*Activity*:
Pictures aside, each record should be reproduced exactly.

--------------------------------

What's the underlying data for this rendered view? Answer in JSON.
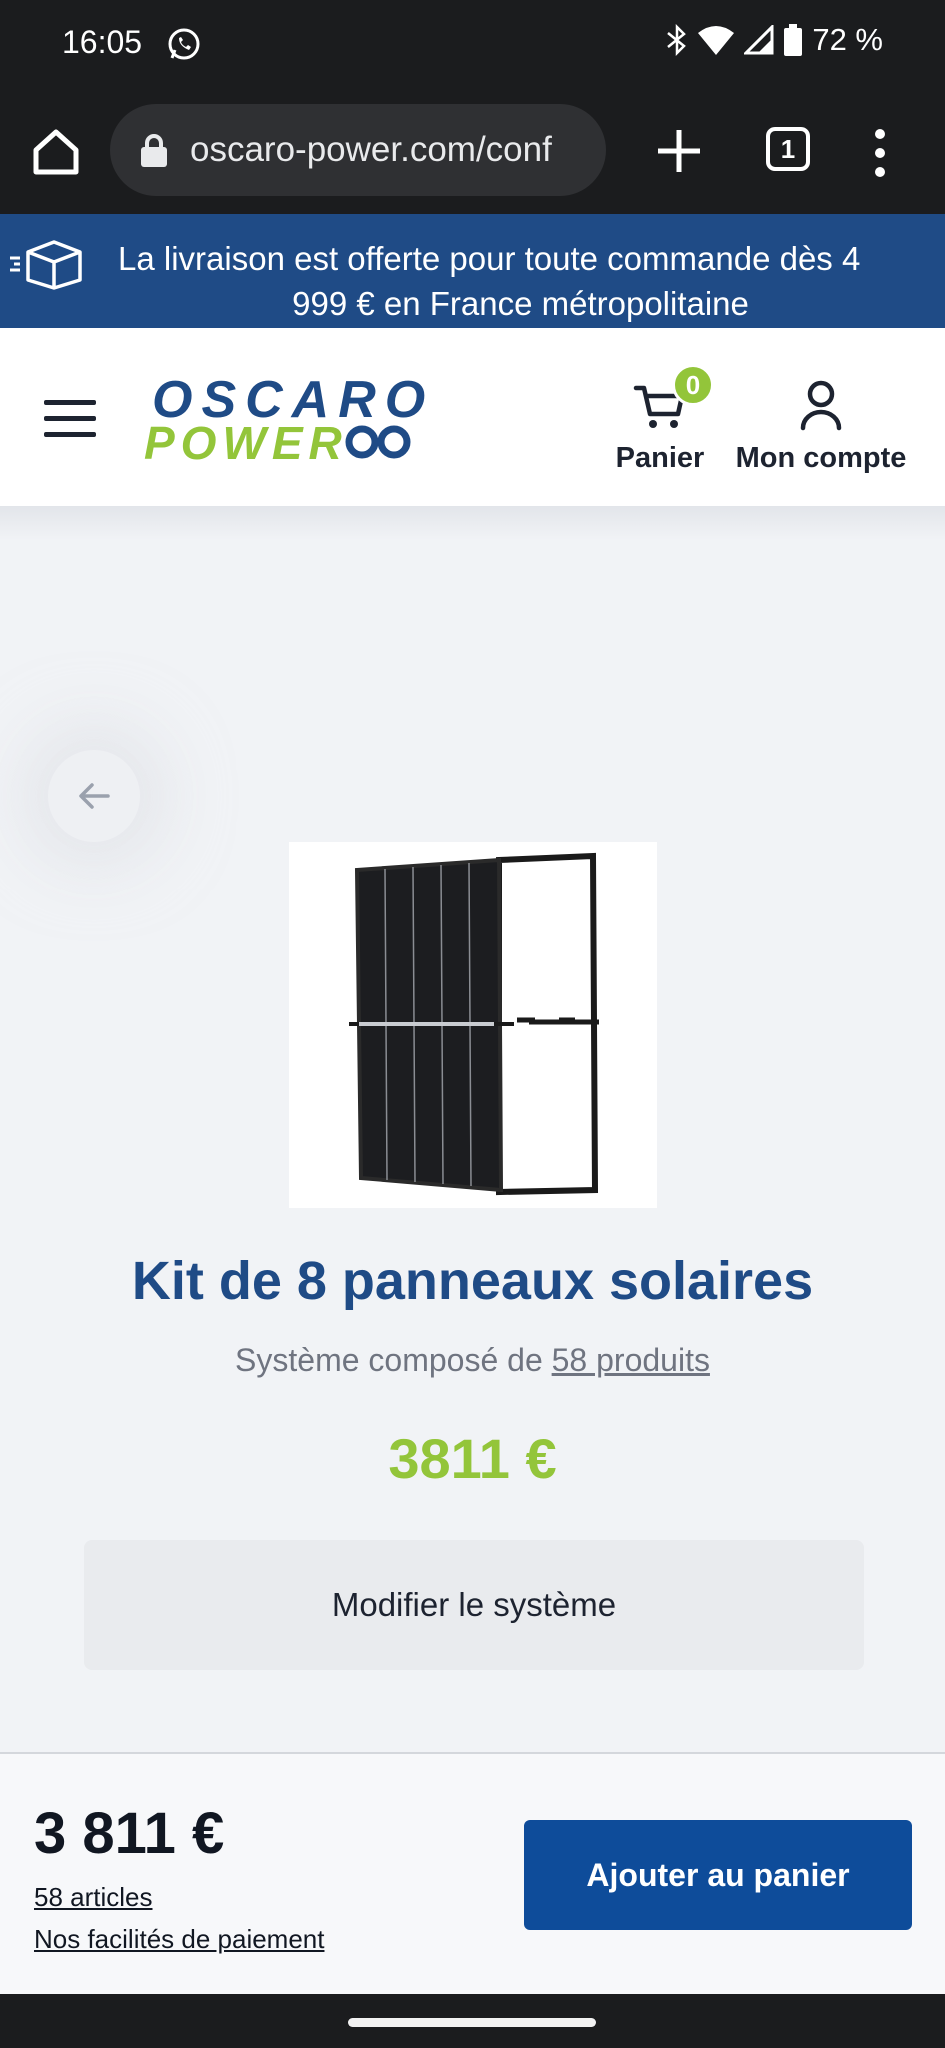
{
  "status_bar": {
    "time": "16:05",
    "battery": "72 %",
    "icons": [
      "whatsapp-icon",
      "bluetooth-icon",
      "wifi-icon",
      "signal-icon",
      "battery-icon"
    ]
  },
  "browser": {
    "url": "oscaro-power.com/conf",
    "tab_count": "1"
  },
  "promo": {
    "line1": "La livraison est offerte pour toute commande dès 4",
    "line2": "999 € en France métropolitaine"
  },
  "header": {
    "logo_line1": "OSCARO",
    "logo_line2": "POWER",
    "cart_label": "Panier",
    "cart_count": "0",
    "account_label": "Mon compte"
  },
  "product": {
    "title": "Kit de 8 panneaux solaires",
    "subtitle_prefix": "Système composé de ",
    "subtitle_link": "58 produits",
    "price": "3811 €",
    "modify_label": "Modifier le système"
  },
  "footer": {
    "total": "3 811 €",
    "articles_link": "58 articles",
    "payment_link": "Nos facilités de paiement",
    "add_to_cart": "Ajouter au panier"
  },
  "colors": {
    "brand_blue": "#1f4b86",
    "brand_green": "#93c53a",
    "button_blue": "#0e4c9a"
  }
}
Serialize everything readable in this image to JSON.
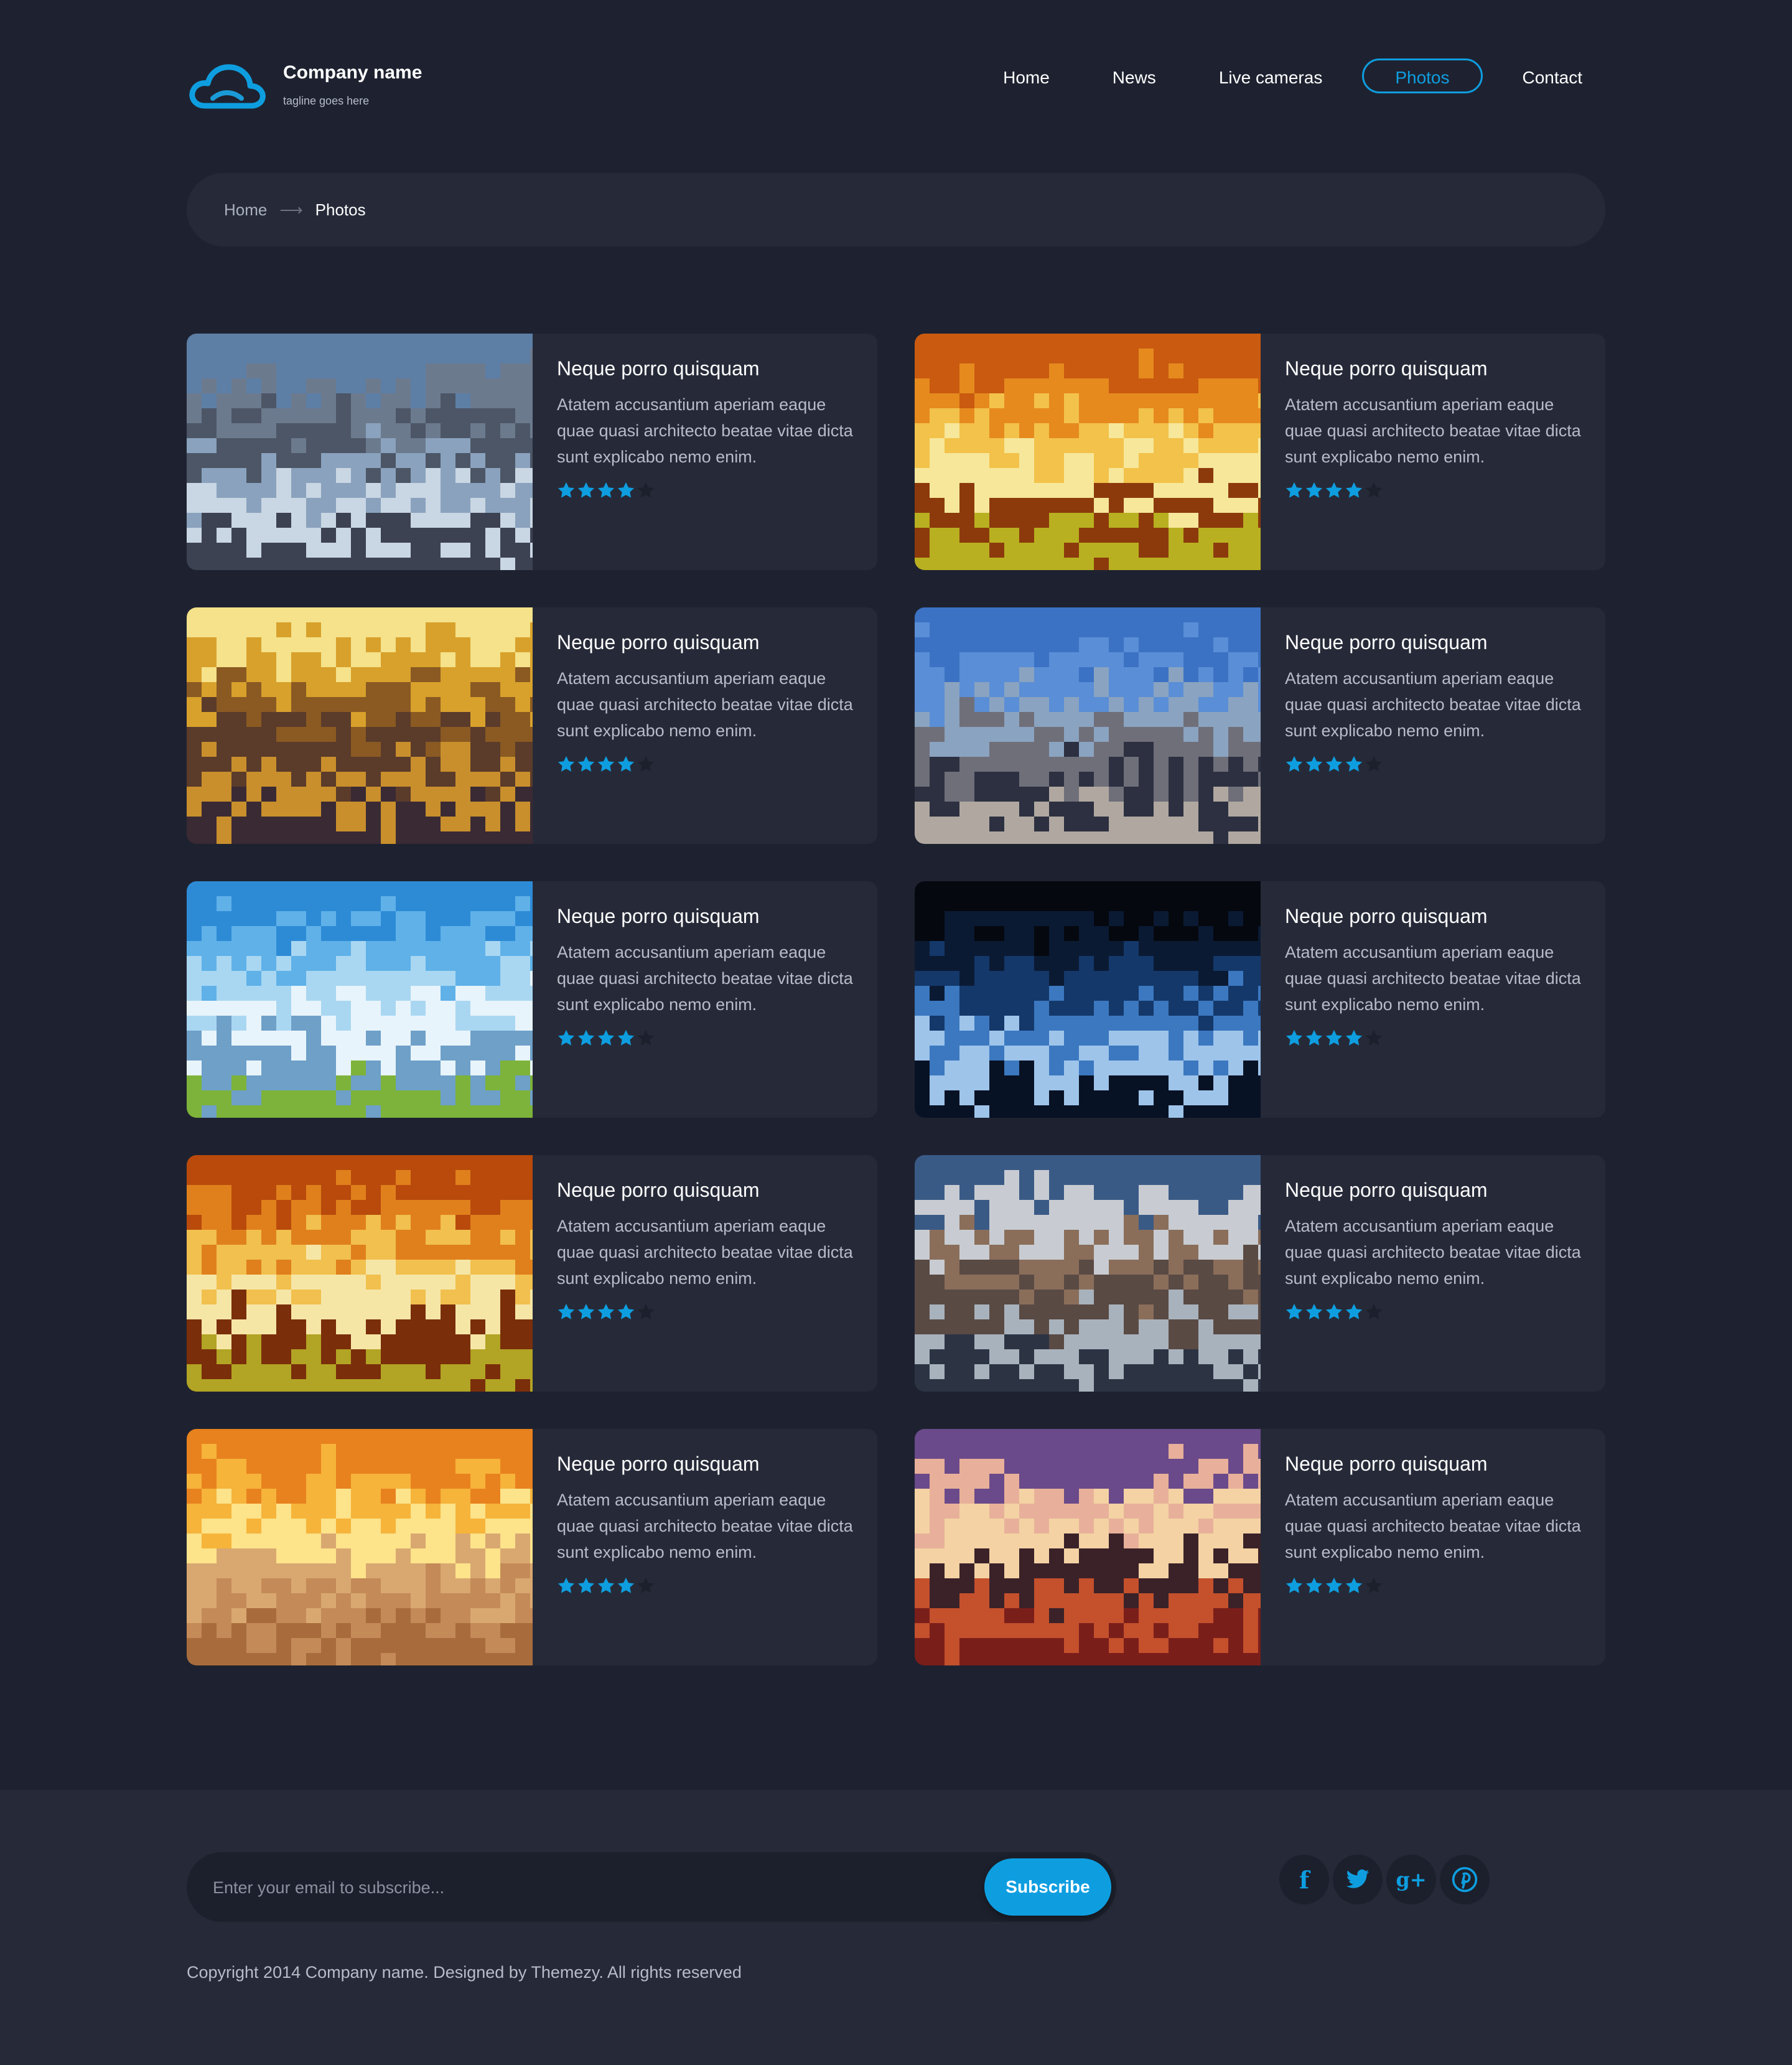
{
  "header": {
    "company_name": "Company name",
    "tagline": "tagline goes here",
    "logo_icon": "cloud-icon",
    "nav": [
      {
        "label": "Home",
        "active": false
      },
      {
        "label": "News",
        "active": false
      },
      {
        "label": "Live cameras",
        "active": false
      },
      {
        "label": "Photos",
        "active": true
      },
      {
        "label": "Contact",
        "active": false
      }
    ]
  },
  "breadcrumb": {
    "home": "Home",
    "separator_icon": "arrow-right-icon",
    "current": "Photos"
  },
  "cards": [
    {
      "title": "Neque porro quisquam",
      "text": "Atatem accusantium aperiam eaque quae quasi architecto beatae vitae dicta sunt explicabo nemo enim.",
      "rating": 4,
      "rating_max": 5,
      "image": "stormy-sky-landscape"
    },
    {
      "title": "Neque porro quisquam",
      "text": "Atatem accusantium aperiam eaque quae quasi architecto beatae vitae dicta sunt explicabo nemo enim.",
      "rating": 4,
      "rating_max": 5,
      "image": "autumn-sunlight"
    },
    {
      "title": "Neque porro quisquam",
      "text": "Atatem accusantium aperiam eaque quae quasi architecto beatae vitae dicta sunt explicabo nemo enim.",
      "rating": 4,
      "rating_max": 5,
      "image": "golden-field-sunset"
    },
    {
      "title": "Neque porro quisquam",
      "text": "Atatem accusantium aperiam eaque quae quasi architecto beatae vitae dicta sunt explicabo nemo enim.",
      "rating": 4,
      "rating_max": 5,
      "image": "tower-bridge"
    },
    {
      "title": "Neque porro quisquam",
      "text": "Atatem accusantium aperiam eaque quae quasi architecto beatae vitae dicta sunt explicabo nemo enim.",
      "rating": 4,
      "rating_max": 5,
      "image": "blue-sky-clouds"
    },
    {
      "title": "Neque porro quisquam",
      "text": "Atatem accusantium aperiam eaque quae quasi architecto beatae vitae dicta sunt explicabo nemo enim.",
      "rating": 4,
      "rating_max": 5,
      "image": "dark-blue-light-streak"
    },
    {
      "title": "Neque porro quisquam",
      "text": "Atatem accusantium aperiam eaque quae quasi architecto beatae vitae dicta sunt explicabo nemo enim.",
      "rating": 4,
      "rating_max": 5,
      "image": "autumn-trees-sun"
    },
    {
      "title": "Neque porro quisquam",
      "text": "Atatem accusantium aperiam eaque quae quasi architecto beatae vitae dicta sunt explicabo nemo enim.",
      "rating": 4,
      "rating_max": 5,
      "image": "city-skyline-reflection"
    },
    {
      "title": "Neque porro quisquam",
      "text": "Atatem accusantium aperiam eaque quae quasi architecto beatae vitae dicta sunt explicabo nemo enim.",
      "rating": 4,
      "rating_max": 5,
      "image": "beach-sunset"
    },
    {
      "title": "Neque porro quisquam",
      "text": "Atatem accusantium aperiam eaque quae quasi architecto beatae vitae dicta sunt explicabo nemo enim.",
      "rating": 4,
      "rating_max": 5,
      "image": "palm-trees-sunset"
    }
  ],
  "footer": {
    "email_placeholder": "Enter your email to subscribe...",
    "subscribe_label": "Subscribe",
    "social": [
      {
        "icon": "facebook-icon",
        "glyph": "f"
      },
      {
        "icon": "twitter-icon",
        "glyph": ""
      },
      {
        "icon": "google-plus-icon",
        "glyph": "g+"
      },
      {
        "icon": "pinterest-icon",
        "glyph": ""
      }
    ],
    "copyright": "Copyright 2014 Company name. Designed by Themezy. All rights reserved"
  },
  "colors": {
    "background": "#1e2230",
    "panel": "#262a38",
    "accent": "#0e9ee0",
    "muted_text": "#b7bcc8"
  }
}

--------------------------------

*Your solution*:
What's the underlying data for this rendered view? Answer in JSON.
{
  "status_bar": {
    "time": "16:05",
    "battery": "72 %",
    "icons": [
      "whatsapp-icon",
      "bluetooth-icon",
      "wifi-icon",
      "signal-icon",
      "battery-icon"
    ]
  },
  "browser": {
    "url": "oscaro-power.com/conf",
    "tab_count": "1"
  },
  "promo": {
    "line1": "La livraison est offerte pour toute commande dès 4",
    "line2": "999 € en France métropolitaine"
  },
  "header": {
    "logo_line1": "OSCARO",
    "logo_line2": "POWER",
    "cart_label": "Panier",
    "cart_count": "0",
    "account_label": "Mon compte"
  },
  "product": {
    "title": "Kit de 8 panneaux solaires",
    "subtitle_prefix": "Système composé de ",
    "subtitle_link": "58 produits",
    "price": "3811 €",
    "modify_label": "Modifier le système"
  },
  "footer": {
    "total": "3 811 €",
    "articles_link": "58 articles",
    "payment_link": "Nos facilités de paiement",
    "add_to_cart": "Ajouter au panier"
  },
  "colors": {
    "brand_blue": "#1f4b86",
    "brand_green": "#93c53a",
    "button_blue": "#0e4c9a"
  }
}
Serialize everything readable in this image to JSON.
{
  "header": {
    "company_name": "Company name",
    "tagline": "tagline goes here",
    "logo_icon": "cloud-icon",
    "nav": [
      {
        "label": "Home",
        "active": false
      },
      {
        "label": "News",
        "active": false
      },
      {
        "label": "Live cameras",
        "active": false
      },
      {
        "label": "Photos",
        "active": true
      },
      {
        "label": "Contact",
        "active": false
      }
    ]
  },
  "breadcrumb": {
    "home": "Home",
    "separator_icon": "arrow-right-icon",
    "current": "Photos"
  },
  "cards": [
    {
      "title": "Neque porro quisquam",
      "text": "Atatem accusantium aperiam eaque quae quasi architecto beatae vitae dicta sunt explicabo nemo enim.",
      "rating": 4,
      "rating_max": 5,
      "image": "stormy-sky-landscape"
    },
    {
      "title": "Neque porro quisquam",
      "text": "Atatem accusantium aperiam eaque quae quasi architecto beatae vitae dicta sunt explicabo nemo enim.",
      "rating": 4,
      "rating_max": 5,
      "image": "autumn-sunlight"
    },
    {
      "title": "Neque porro quisquam",
      "text": "Atatem accusantium aperiam eaque quae quasi architecto beatae vitae dicta sunt explicabo nemo enim.",
      "rating": 4,
      "rating_max": 5,
      "image": "golden-field-sunset"
    },
    {
      "title": "Neque porro quisquam",
      "text": "Atatem accusantium aperiam eaque quae quasi architecto beatae vitae dicta sunt explicabo nemo enim.",
      "rating": 4,
      "rating_max": 5,
      "image": "tower-bridge"
    },
    {
      "title": "Neque porro quisquam",
      "text": "Atatem accusantium aperiam eaque quae quasi architecto beatae vitae dicta sunt explicabo nemo enim.",
      "rating": 4,
      "rating_max": 5,
      "image": "blue-sky-clouds"
    },
    {
      "title": "Neque porro quisquam",
      "text": "Atatem accusantium aperiam eaque quae quasi architecto beatae vitae dicta sunt explicabo nemo enim.",
      "rating": 4,
      "rating_max": 5,
      "image": "dark-blue-light-streak"
    },
    {
      "title": "Neque porro quisquam",
      "text": "Atatem accusantium aperiam eaque quae quasi architecto beatae vitae dicta sunt explicabo nemo enim.",
      "rating": 4,
      "rating_max": 5,
      "image": "autumn-trees-sun"
    },
    {
      "title": "Neque porro quisquam",
      "text": "Atatem accusantium aperiam eaque quae quasi architecto beatae vitae dicta sunt explicabo nemo enim.",
      "rating": 4,
      "rating_max": 5,
      "image": "city-skyline-reflection"
    },
    {
      "title": "Neque porro quisquam",
      "text": "Atatem accusantium aperiam eaque quae quasi architecto beatae vitae dicta sunt explicabo nemo enim.",
      "rating": 4,
      "rating_max": 5,
      "image": "beach-sunset"
    },
    {
      "title": "Neque porro quisquam",
      "text": "Atatem accusantium aperiam eaque quae quasi architecto beatae vitae dicta sunt explicabo nemo enim.",
      "rating": 4,
      "rating_max": 5,
      "image": "palm-trees-sunset"
    }
  ],
  "footer": {
    "email_placeholder": "Enter your email to subscribe...",
    "subscribe_label": "Subscribe",
    "social": [
      {
        "icon": "facebook-icon",
        "glyph": "f"
      },
      {
        "icon": "twitter-icon",
        "glyph": ""
      },
      {
        "icon": "google-plus-icon",
        "glyph": "g+"
      },
      {
        "icon": "pinterest-icon",
        "glyph": ""
      }
    ],
    "copyright": "Copyright 2014 Company name. Designed by Themezy. All rights reserved"
  },
  "colors": {
    "background": "#1e2230",
    "panel": "#262a38",
    "accent": "#0e9ee0",
    "muted_text": "#b7bcc8"
  }
}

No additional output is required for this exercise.